2013 was their first year in business, with “Spring Breakers,” “The Bling Ring” and “The Spectacular Now” turning heads to the then-unknown company. Then, in 2014, they hit gold with the Oscar winning “Room.”

A GQ article from earlier this year compiles a bunch of the positive feedback stars like Patrick Stewart and directors like Sofia Coppola had to say about the company. Brie Larson (“Room,” “Spectacular Now”) remarks that “A24 has the unique ability to find and champion authentic narratives that cut to the core in a raw and honest way.”

But what good is my praise, is Larson’s praise, without some firm proof? A24’s got a hefty catalog of movies to check out, but I’ve picked out a handful to get the uninitiated initiated, a list of their must-watch films to get a sense of how they’re helping the film industry during its drought of artful cinema. This isn’t even a quarter of A24’s list of films, rather only a fraction of some of their strongest ones that may not have the strongest reach, but deserve to.

Hall of Fame


“Spring Breakers”

“Spring Breaaaaak.” Harmony Korine’s streak of unorthodox filming practices (my favorite: Wanting to distribute “Trash Humpers” in random locations) and divisive arthouse films culminated in his most successful film ever, “Spring Breakers,” one of A24’s first distributions. It’s wacky, a bit pretentious, but I can assure you it’s not as dumb as you might be lead to believe. Plus, Gucci Mane’s in it. Not sure how many other movies have got Gucci in them.

“The Spectacular Now”

Ok so this one is a bit corny but it’s legitimately a good coming-of-age film and I cannot bag on it for little more than my own petty criticisms.
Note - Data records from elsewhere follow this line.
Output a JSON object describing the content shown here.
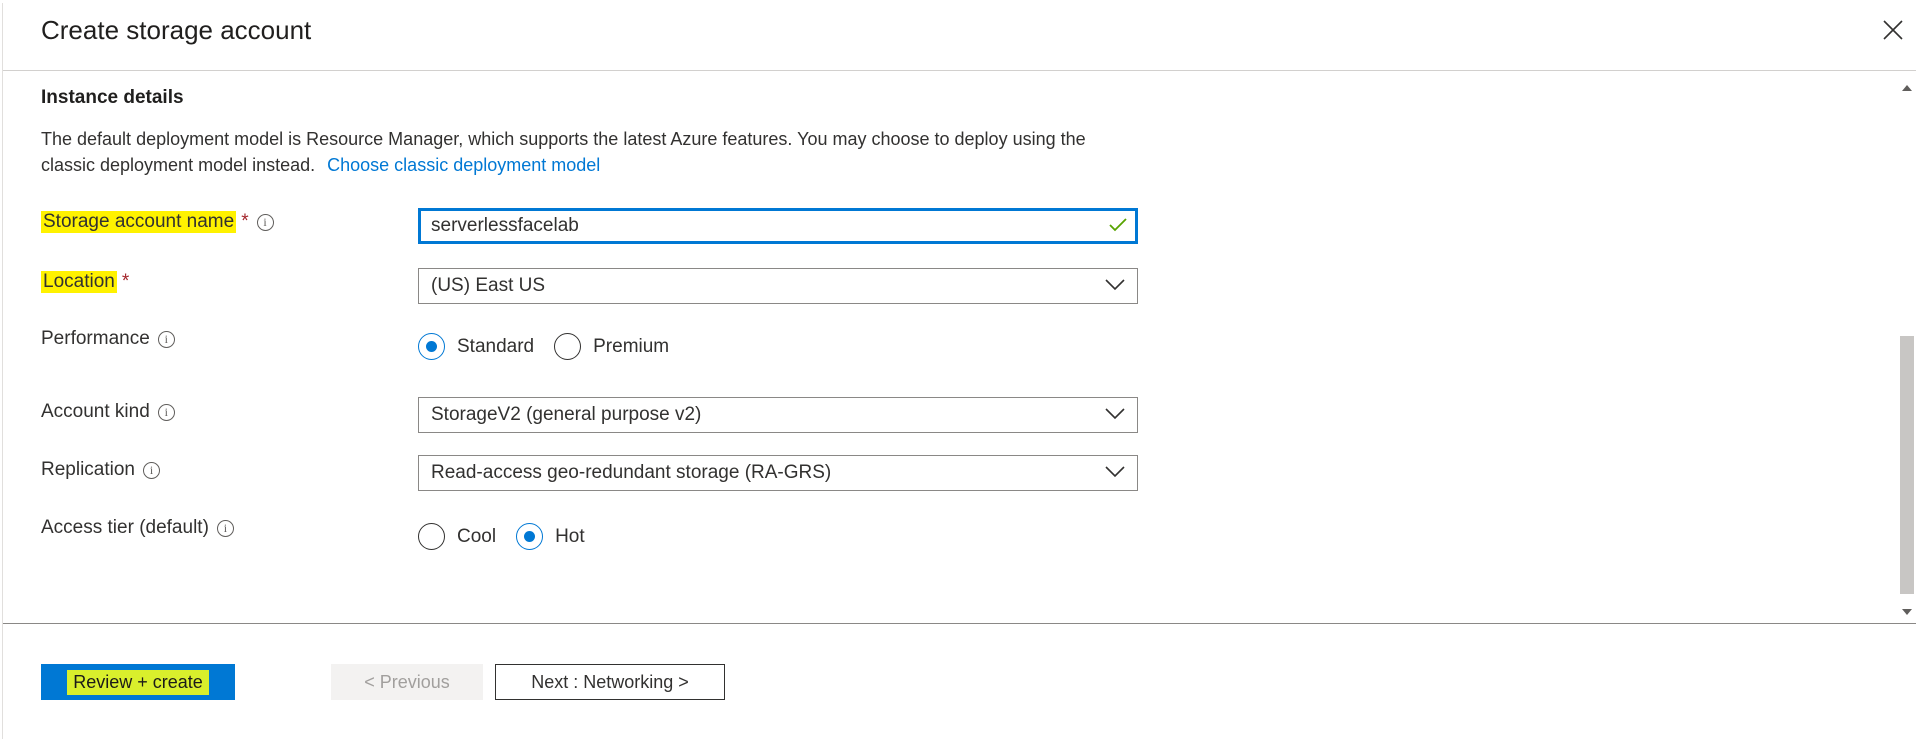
{
  "header": {
    "title": "Create storage account"
  },
  "section": {
    "title": "Instance details",
    "description": "The default deployment model is Resource Manager, which supports the latest Azure features. You may choose to deploy using the classic deployment model instead.",
    "link": "Choose classic deployment model"
  },
  "fields": {
    "storage_name": {
      "label": "Storage account name",
      "required": "*",
      "value": "serverlessfacelab"
    },
    "location": {
      "label": "Location",
      "required": "*",
      "value": "(US) East US"
    },
    "performance": {
      "label": "Performance",
      "options": [
        "Standard",
        "Premium"
      ],
      "selected": "Standard"
    },
    "account_kind": {
      "label": "Account kind",
      "value": "StorageV2 (general purpose v2)"
    },
    "replication": {
      "label": "Replication",
      "value": "Read-access geo-redundant storage (RA-GRS)"
    },
    "access_tier": {
      "label": "Access tier (default)",
      "options": [
        "Cool",
        "Hot"
      ],
      "selected": "Hot"
    }
  },
  "info_glyph": "i",
  "footer": {
    "review_create": "Review + create",
    "previous": "< Previous",
    "next": "Next : Networking >"
  },
  "colors": {
    "accent": "#0078d4",
    "highlight": "#fff200",
    "required": "#a4262c",
    "valid": "#57a300"
  },
  "icons": [
    "close-icon",
    "info-icon",
    "checkmark-icon",
    "chevron-down-icon",
    "scroll-up-icon",
    "scroll-down-icon"
  ]
}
It’s one of the more accessible films to a mainstream audience for sure, so it’s a good starting point for someone not hoping to watch some cuckoo arthouse horror movie or anything remotely challenging.
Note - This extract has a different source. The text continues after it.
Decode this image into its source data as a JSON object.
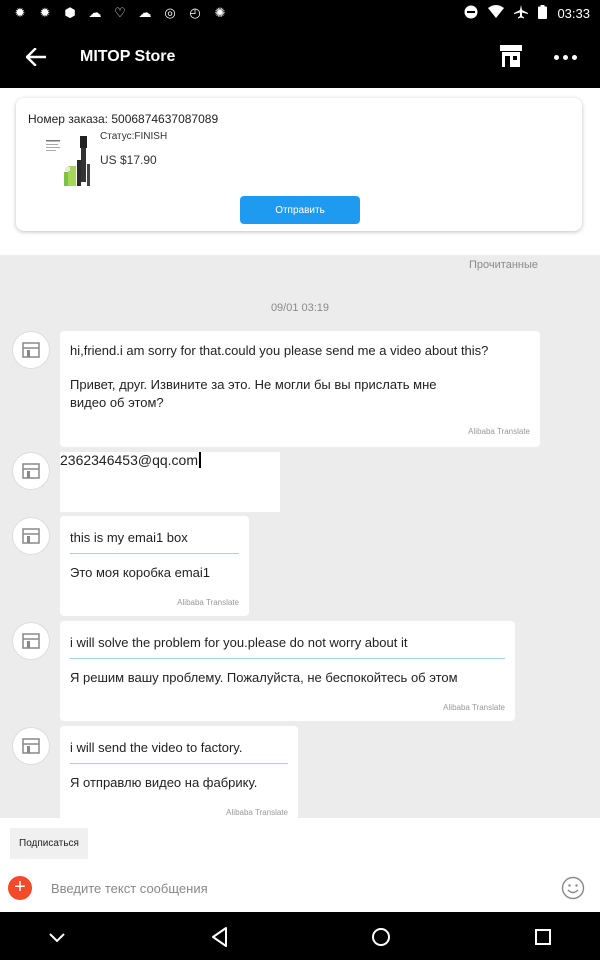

Cuckoo arthouse horror movie that is really challenging. Still thinking about this movie to this day and quite frankly if it doesn’t convince you of Denis Villeneuve’s position as one of the greatest directors working right now, nothing will.

“Under the Skin”
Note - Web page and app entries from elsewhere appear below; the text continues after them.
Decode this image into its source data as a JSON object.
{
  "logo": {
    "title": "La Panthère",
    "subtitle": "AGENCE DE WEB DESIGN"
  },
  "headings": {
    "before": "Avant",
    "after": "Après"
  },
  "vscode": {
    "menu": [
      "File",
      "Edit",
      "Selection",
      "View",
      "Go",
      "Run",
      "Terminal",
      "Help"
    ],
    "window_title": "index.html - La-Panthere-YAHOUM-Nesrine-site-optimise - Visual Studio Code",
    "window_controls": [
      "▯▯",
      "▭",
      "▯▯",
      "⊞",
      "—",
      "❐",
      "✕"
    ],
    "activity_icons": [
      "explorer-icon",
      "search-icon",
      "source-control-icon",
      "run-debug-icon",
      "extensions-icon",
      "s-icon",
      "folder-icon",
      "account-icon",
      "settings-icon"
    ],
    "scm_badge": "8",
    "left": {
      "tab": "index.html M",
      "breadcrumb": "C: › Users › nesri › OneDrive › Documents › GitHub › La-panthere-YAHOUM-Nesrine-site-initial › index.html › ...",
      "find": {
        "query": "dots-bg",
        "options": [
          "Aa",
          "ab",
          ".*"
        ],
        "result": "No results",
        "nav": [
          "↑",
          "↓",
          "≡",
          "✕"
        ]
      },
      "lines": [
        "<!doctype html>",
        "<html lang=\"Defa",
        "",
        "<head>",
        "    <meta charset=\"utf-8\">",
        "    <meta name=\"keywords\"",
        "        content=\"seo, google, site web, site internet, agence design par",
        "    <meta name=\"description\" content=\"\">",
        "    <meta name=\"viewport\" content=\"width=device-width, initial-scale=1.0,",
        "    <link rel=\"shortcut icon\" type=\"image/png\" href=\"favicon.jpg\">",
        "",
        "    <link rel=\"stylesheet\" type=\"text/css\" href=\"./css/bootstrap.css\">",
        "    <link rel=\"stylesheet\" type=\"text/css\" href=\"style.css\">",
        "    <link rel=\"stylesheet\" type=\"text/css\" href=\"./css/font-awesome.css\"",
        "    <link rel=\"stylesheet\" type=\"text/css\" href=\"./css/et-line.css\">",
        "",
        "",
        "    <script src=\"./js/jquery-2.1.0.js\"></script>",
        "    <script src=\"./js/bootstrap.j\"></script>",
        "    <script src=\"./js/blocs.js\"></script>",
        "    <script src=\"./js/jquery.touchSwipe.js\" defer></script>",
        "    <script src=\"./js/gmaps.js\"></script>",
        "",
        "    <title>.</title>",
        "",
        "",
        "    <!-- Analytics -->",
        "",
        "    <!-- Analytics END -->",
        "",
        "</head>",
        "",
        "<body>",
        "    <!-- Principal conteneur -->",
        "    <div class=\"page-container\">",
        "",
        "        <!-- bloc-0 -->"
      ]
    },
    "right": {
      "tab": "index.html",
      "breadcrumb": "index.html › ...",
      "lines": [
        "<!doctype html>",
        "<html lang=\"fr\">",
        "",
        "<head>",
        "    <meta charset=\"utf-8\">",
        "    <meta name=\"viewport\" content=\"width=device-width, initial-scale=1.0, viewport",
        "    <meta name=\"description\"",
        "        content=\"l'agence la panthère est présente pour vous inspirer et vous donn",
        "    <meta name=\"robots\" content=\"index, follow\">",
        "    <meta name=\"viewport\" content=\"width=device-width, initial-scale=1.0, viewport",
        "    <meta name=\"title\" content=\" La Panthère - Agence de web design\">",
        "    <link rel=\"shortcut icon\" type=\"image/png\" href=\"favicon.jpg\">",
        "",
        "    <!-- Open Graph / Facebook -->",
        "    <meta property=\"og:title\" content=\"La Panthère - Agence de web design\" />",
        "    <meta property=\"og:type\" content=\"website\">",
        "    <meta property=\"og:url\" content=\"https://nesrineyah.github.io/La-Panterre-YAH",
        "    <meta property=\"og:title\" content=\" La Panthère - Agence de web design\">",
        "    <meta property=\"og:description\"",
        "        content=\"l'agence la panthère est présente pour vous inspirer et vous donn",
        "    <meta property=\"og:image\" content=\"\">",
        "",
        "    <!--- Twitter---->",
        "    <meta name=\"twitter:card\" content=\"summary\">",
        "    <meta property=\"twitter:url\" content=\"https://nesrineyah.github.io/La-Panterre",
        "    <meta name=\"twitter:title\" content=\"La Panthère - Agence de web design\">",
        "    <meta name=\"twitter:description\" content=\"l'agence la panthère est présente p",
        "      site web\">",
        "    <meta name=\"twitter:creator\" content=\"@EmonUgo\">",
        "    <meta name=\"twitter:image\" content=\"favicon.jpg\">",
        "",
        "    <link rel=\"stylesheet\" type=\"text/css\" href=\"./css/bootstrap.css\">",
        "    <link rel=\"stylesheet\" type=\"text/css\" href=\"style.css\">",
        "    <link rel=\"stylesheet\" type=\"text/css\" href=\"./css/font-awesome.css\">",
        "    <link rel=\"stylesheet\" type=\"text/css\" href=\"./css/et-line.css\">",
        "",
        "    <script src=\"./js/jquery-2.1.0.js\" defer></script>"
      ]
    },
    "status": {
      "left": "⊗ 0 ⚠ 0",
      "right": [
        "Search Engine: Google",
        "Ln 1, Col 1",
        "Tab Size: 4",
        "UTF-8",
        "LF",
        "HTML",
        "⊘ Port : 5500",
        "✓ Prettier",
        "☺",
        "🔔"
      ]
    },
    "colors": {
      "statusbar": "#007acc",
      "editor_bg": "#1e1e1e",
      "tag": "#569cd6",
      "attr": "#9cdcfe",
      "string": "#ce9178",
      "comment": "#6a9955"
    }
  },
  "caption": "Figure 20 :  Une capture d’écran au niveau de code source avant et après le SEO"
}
Cuckoo arthouse horror movie that is really challenging. Haunting in every sense of the word and the perfect display of Scarlett Johansson’s abilities as an actor. Can’t speak highly enough about Mica Levi’s score.


Tom Hardy. In a car. 85 minutes. Very intense.

“The Rover”

Imagine if someone stole your car. That would really suck! Only in “The Rover” it really, really sucks since it’s post the apocalypse and now you’re more hapless than when it was just the post-apocalypse. The silver lining: Robert Pattinson can lead you to your car and he’s also really dumb.

“Slow West”

Quite literally a slow western film. Even the shoot outs are relatively slow. But it’s the good kind of slow. Michael Fassbender and Kodi Smit-McPhee have a really interesting dynamic throughout the film that pays off excellently in the end and it’s easily one of the most memorable Westerns of the 2000’s.

“Ex Machina”

An entertaining sci-fi thriller that’s more cerebral than the average one in this category. Its jaw-dropping special effects, however, are the real star of the show (alongside Oscar Isaac’s dance moves).

“The Witch”

One of the most thoroughly unnerving horror films to be put out in recent memory. Gets under the skin like few others with its creepily advancing plot about a 17th century family being torn apart by the notion that a witch is tormenting them.

“Green Room”

A grueling white-knuckle thriller about a punk band squaring off with a bunch of Nazis armed with attack dogs, shotguns and machetes. Not for the faint of heart.

“The Lobster”

A lobster rises from the depths of the ocean to terrorize a coastal fishing village, avenging the deaths of its family. Just kidding, it’s about a weird dystopia where single people have to go to this estate and look for a mate within 30 days or else they get turned to an animal of their choice.

“Swiss Army Man”

Paul Dano is stranded on an island but Daniel Radcliffe’s corpse can fart so he rides him like a boat to try to make it back to civilization.

“A Ghost Story”

A man dies, becomes a sheet ghost and passes through time until like, 2078; Rooney Mara gets really sad and eats her first pie ever on-camera for, like, 9 minutes. It’s not very accessible to most folks but it’s a beautiful story for anyone willing to engage with its minimalist plot.